> **THE TASK**: What is needed is each line of the data below that holds the string "public".

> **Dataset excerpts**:
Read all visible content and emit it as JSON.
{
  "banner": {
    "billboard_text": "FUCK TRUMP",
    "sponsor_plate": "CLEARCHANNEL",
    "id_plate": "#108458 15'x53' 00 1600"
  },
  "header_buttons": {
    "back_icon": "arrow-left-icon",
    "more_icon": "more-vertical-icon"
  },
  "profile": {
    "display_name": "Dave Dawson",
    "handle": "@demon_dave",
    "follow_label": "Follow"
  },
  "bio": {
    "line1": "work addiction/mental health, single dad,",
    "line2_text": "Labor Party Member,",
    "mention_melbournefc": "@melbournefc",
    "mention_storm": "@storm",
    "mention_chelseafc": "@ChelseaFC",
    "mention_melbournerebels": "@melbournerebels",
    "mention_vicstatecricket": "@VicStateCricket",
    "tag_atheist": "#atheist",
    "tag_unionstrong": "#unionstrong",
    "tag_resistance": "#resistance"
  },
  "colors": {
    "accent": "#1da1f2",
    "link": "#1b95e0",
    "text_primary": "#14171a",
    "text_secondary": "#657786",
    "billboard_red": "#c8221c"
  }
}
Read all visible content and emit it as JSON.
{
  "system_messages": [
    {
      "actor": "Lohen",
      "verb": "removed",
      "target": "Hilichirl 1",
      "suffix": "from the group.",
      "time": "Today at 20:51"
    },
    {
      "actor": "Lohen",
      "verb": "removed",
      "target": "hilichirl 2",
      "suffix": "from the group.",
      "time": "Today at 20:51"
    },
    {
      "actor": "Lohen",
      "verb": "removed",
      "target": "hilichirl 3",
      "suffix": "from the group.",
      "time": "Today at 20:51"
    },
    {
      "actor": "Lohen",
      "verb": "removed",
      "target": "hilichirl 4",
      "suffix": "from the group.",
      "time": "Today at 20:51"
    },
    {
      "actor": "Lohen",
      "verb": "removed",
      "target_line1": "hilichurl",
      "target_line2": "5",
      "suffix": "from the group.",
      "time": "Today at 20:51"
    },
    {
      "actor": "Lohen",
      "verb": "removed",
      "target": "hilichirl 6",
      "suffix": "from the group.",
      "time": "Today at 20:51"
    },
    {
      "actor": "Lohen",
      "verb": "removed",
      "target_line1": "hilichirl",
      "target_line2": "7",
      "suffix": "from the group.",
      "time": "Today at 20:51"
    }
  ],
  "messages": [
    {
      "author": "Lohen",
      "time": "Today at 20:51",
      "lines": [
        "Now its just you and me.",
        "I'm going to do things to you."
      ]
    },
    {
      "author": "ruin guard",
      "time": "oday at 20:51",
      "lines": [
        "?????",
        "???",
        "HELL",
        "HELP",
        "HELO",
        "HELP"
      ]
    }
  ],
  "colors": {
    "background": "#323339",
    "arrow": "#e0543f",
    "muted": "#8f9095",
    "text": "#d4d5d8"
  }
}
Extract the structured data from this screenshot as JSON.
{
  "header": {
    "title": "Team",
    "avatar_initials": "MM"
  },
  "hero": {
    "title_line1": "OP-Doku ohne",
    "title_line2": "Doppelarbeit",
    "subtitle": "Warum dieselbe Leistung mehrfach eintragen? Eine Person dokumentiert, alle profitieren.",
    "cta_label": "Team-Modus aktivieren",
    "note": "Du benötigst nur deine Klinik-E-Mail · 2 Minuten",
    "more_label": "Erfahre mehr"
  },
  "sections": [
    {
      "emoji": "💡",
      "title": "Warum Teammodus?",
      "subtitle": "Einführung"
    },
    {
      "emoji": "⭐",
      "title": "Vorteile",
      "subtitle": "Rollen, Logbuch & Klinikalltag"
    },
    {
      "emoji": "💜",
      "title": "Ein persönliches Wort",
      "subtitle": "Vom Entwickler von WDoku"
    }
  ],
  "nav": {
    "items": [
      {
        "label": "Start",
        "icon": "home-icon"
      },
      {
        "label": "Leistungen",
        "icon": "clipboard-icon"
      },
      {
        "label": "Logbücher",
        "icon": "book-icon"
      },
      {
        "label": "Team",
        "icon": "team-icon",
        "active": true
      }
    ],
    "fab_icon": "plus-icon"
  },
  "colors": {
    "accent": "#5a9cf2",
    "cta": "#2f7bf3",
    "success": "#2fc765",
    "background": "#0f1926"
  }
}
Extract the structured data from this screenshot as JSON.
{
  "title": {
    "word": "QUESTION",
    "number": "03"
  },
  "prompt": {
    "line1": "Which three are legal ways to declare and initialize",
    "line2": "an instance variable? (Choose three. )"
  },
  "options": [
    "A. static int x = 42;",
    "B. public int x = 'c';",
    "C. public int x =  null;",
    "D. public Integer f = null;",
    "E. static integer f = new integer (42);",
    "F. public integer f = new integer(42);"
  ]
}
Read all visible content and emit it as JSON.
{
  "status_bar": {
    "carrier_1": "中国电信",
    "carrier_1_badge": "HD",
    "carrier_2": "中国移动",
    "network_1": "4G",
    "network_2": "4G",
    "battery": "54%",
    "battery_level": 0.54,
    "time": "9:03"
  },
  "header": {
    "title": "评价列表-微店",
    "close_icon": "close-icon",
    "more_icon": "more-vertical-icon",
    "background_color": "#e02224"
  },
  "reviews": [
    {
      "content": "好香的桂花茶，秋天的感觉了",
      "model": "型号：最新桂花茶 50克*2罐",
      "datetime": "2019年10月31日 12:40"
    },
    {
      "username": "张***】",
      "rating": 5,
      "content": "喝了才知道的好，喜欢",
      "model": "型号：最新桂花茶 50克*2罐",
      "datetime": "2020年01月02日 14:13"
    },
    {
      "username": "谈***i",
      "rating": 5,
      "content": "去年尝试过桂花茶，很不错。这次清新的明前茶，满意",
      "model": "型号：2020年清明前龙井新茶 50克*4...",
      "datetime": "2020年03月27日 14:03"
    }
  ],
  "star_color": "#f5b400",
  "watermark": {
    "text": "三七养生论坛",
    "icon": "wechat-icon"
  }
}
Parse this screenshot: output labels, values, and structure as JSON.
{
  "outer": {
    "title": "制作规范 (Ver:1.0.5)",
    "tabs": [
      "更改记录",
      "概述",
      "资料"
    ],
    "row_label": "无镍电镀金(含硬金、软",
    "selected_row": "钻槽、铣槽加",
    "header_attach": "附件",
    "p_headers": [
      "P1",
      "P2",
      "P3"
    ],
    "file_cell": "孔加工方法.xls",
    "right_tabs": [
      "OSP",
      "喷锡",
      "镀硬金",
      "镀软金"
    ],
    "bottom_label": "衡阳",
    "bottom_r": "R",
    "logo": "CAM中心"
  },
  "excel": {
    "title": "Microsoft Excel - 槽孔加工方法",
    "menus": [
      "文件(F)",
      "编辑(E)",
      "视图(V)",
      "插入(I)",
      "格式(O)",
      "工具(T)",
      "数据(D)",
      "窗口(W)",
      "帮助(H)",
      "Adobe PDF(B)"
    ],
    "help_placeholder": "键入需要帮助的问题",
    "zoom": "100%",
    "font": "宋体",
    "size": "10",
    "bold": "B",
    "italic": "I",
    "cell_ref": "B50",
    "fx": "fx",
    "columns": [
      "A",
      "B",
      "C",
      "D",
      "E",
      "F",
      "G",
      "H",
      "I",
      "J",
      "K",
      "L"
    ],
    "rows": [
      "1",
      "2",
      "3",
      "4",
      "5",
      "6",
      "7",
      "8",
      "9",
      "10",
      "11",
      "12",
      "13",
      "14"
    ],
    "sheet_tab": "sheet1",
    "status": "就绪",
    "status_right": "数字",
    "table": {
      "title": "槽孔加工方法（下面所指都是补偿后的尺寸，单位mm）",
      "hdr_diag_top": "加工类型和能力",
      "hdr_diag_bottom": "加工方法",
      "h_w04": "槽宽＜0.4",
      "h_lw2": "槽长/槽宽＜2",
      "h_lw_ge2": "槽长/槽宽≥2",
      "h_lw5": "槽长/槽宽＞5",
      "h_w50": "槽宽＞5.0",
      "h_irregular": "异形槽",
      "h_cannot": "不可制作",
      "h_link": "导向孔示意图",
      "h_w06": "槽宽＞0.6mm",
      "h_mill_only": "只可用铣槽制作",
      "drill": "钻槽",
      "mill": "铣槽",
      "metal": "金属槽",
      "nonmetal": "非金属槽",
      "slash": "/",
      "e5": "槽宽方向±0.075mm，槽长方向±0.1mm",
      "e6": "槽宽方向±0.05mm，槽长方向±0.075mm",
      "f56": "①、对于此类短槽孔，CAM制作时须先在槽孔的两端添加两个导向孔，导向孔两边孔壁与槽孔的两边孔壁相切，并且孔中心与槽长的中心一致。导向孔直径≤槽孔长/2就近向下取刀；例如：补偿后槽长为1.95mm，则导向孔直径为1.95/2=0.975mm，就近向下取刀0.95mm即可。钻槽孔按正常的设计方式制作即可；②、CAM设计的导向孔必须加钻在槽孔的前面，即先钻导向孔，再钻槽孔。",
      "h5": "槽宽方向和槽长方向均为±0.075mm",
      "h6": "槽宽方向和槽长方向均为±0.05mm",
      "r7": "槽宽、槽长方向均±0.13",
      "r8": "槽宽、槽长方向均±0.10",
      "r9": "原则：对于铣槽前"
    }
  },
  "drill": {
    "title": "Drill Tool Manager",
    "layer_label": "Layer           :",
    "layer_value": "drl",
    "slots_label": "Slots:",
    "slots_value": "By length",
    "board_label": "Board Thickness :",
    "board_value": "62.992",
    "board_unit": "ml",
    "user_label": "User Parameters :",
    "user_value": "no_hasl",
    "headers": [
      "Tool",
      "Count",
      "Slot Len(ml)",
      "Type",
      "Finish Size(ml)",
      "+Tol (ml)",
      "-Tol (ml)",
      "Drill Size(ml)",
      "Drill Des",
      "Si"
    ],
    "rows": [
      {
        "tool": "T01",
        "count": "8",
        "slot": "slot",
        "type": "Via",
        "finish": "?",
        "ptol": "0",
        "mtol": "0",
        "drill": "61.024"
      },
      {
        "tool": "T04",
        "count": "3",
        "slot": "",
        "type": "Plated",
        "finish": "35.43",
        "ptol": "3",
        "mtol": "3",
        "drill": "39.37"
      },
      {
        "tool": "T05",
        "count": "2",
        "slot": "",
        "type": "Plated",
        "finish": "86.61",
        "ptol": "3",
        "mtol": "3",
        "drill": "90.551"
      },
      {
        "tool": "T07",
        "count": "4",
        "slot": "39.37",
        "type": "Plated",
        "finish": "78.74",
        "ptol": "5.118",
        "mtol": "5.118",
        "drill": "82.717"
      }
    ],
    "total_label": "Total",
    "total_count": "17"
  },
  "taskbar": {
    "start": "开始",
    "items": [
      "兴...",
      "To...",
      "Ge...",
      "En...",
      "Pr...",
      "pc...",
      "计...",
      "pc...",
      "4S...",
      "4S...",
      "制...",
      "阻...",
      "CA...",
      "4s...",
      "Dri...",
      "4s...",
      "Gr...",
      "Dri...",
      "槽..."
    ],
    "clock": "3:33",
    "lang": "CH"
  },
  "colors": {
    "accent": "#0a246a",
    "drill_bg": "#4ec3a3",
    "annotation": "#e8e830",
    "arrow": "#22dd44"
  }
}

> **TASK SOLUTION**:
    "B. public int x = 'c';",
    "C. public int x =  null;",
    "D. public Integer f = null;",
    "F. public integer f = new integer(42);"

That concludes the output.